From the entries below, copy every line that has the word "left".

Top of Study material

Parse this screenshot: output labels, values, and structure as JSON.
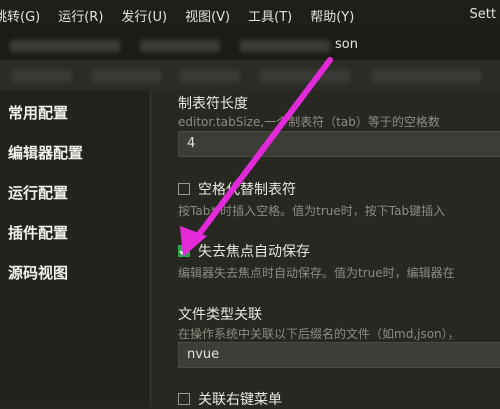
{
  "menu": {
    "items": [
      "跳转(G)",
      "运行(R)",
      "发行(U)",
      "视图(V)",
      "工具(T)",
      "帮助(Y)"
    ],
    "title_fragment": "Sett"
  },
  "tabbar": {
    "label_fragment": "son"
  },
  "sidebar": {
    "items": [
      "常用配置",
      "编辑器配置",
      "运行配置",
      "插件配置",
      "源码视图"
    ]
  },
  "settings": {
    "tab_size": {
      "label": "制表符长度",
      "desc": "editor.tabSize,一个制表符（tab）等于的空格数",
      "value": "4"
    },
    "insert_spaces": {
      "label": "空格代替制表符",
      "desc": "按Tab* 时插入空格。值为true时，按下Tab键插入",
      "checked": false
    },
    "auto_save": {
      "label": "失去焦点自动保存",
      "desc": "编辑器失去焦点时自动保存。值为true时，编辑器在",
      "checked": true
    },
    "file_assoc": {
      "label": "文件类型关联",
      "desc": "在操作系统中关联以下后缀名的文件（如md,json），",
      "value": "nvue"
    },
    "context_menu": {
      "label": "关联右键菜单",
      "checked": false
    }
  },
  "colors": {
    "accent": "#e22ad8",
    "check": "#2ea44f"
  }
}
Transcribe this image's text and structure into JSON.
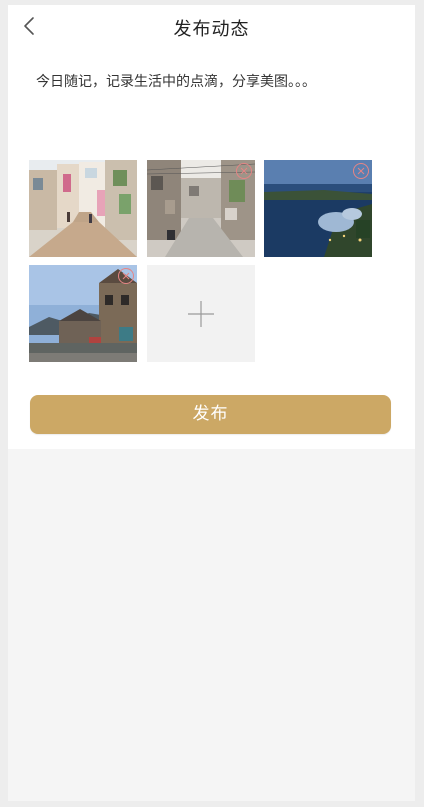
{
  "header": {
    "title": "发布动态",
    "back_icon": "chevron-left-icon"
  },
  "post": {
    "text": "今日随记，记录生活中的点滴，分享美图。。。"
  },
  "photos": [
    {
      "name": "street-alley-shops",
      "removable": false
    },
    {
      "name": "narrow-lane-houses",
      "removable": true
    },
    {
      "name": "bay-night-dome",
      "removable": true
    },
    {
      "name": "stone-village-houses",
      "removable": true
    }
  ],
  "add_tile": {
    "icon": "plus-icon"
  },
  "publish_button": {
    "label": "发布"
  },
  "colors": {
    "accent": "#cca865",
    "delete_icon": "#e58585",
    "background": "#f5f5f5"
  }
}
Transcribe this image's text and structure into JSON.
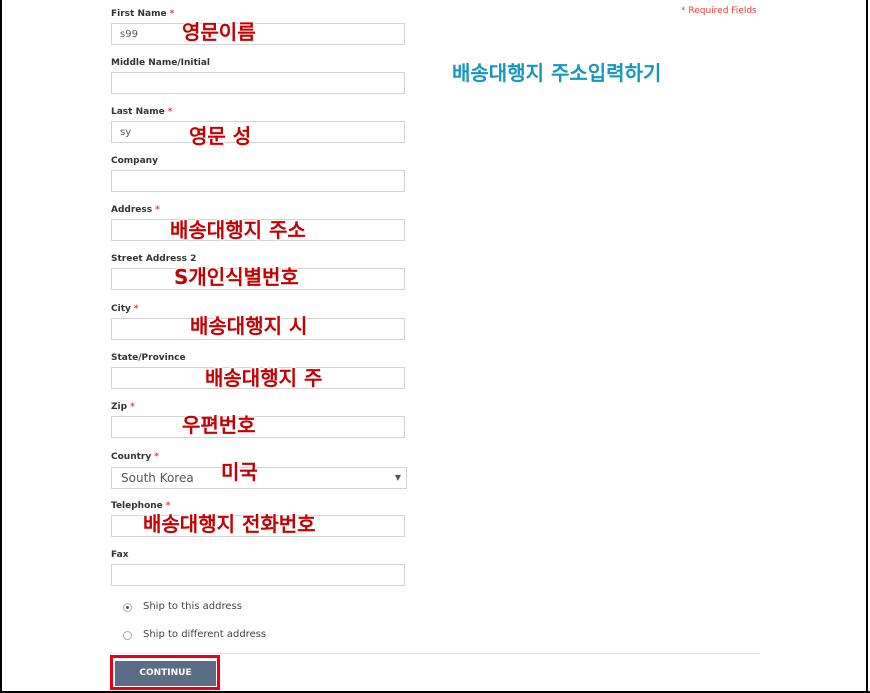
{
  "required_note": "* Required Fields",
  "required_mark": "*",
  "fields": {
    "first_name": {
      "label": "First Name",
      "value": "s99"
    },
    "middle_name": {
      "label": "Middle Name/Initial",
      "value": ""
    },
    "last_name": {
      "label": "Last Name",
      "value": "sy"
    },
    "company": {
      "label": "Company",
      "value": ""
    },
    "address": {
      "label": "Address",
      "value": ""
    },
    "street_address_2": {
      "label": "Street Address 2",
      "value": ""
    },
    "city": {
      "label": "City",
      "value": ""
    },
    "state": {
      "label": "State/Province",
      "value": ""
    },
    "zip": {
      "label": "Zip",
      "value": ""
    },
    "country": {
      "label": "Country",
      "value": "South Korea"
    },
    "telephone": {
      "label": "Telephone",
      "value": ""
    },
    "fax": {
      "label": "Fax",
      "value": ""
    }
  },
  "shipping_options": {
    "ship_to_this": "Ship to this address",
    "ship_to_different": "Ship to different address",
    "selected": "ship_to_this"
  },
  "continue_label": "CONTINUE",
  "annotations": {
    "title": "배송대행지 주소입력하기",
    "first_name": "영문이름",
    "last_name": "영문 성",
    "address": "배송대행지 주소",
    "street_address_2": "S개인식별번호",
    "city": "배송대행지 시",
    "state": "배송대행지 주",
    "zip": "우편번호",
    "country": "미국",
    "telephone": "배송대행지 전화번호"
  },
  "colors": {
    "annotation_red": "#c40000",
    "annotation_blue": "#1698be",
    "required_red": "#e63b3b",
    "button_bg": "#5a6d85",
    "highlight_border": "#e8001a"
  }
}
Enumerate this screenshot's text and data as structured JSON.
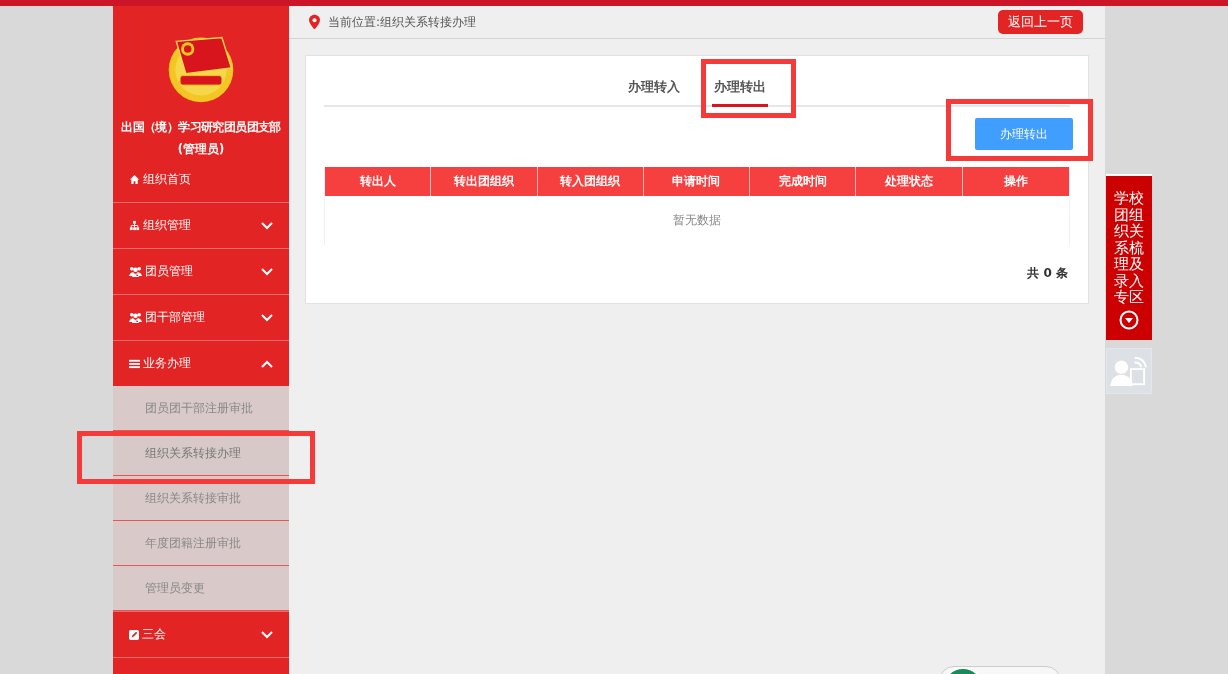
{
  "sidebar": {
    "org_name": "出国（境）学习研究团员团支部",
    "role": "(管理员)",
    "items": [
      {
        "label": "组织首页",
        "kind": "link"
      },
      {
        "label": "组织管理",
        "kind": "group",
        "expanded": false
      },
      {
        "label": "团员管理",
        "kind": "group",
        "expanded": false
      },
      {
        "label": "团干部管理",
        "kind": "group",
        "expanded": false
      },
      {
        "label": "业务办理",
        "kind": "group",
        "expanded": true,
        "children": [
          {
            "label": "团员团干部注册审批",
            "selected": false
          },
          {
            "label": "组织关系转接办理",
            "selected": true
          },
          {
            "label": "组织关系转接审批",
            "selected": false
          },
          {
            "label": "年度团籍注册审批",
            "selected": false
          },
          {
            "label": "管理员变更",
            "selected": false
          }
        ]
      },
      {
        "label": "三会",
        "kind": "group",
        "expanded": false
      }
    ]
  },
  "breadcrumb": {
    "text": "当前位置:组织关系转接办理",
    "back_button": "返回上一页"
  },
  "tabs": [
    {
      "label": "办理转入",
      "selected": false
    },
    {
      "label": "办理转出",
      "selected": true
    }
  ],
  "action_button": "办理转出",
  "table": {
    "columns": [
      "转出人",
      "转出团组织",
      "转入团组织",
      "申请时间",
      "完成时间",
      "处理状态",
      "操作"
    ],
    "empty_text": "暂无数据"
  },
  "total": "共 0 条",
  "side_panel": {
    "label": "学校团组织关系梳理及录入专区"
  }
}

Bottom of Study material
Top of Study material

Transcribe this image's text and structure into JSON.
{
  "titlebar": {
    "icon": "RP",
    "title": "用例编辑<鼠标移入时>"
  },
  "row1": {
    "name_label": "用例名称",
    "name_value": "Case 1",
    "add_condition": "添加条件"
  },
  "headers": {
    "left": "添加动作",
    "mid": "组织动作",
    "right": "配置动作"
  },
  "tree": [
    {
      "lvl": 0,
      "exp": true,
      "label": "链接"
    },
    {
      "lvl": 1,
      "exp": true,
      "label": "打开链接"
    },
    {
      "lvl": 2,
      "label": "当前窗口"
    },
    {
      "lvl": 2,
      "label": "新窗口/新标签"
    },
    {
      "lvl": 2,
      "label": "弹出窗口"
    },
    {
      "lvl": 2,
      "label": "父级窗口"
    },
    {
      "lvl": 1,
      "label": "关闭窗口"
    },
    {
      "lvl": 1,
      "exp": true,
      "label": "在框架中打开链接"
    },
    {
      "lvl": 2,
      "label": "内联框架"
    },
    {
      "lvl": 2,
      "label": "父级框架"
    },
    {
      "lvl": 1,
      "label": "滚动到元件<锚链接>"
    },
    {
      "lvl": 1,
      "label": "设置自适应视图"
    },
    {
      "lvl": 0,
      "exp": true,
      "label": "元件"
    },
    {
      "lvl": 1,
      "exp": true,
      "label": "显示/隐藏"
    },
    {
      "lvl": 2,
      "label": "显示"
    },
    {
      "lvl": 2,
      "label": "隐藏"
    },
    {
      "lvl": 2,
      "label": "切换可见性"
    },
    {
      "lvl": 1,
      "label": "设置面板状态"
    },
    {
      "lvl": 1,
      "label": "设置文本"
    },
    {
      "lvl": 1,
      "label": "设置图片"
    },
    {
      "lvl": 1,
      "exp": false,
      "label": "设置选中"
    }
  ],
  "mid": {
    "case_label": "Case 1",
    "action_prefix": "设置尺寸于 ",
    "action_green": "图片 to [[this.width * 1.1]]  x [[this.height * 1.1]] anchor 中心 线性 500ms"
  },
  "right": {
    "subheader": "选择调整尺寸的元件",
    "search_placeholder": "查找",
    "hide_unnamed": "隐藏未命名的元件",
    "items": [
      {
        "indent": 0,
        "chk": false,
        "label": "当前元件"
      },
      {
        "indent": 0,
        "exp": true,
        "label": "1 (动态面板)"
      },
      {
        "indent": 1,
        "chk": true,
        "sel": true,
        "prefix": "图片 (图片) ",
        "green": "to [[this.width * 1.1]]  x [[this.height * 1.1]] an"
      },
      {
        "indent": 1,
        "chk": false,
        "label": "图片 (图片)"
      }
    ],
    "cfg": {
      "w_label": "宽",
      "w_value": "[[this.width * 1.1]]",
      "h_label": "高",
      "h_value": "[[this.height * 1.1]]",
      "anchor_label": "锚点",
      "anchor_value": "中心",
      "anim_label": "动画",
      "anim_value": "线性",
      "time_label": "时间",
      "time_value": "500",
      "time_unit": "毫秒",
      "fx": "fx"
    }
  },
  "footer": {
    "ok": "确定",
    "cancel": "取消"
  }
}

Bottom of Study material
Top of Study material

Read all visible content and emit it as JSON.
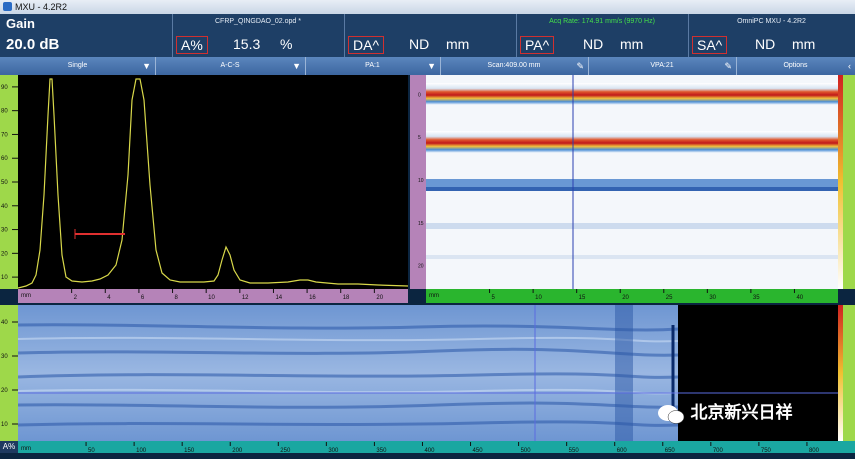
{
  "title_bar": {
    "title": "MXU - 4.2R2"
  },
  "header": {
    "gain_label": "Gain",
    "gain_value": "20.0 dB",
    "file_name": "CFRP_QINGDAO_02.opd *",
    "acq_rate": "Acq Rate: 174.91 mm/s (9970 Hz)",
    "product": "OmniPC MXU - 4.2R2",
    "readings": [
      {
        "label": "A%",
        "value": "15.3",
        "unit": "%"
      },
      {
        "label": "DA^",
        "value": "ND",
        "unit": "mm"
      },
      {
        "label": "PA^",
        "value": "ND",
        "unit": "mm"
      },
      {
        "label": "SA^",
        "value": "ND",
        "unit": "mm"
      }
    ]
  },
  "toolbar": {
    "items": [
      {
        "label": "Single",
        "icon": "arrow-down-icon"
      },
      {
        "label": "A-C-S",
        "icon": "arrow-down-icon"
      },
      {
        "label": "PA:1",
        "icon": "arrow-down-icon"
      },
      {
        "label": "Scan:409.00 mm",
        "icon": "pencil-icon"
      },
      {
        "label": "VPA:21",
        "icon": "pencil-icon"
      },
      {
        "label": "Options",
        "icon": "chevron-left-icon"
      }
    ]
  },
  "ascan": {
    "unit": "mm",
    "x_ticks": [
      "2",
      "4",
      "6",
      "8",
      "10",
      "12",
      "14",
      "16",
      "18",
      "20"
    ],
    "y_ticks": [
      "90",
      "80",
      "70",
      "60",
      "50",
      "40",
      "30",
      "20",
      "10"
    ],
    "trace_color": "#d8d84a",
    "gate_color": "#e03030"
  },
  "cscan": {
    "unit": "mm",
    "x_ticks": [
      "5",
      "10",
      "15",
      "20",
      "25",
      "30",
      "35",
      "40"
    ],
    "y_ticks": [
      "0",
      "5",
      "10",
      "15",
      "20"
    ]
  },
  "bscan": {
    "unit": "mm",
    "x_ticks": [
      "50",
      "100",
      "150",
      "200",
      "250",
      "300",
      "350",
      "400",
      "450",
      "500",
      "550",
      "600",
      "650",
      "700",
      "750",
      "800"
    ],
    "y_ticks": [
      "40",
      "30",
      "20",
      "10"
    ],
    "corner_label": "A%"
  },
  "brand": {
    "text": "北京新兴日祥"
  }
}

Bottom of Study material

Answer section:
    "back_icon": "chevron-left-icon"
    "left": "添加动作",
        "icon": "chevron-left-icon"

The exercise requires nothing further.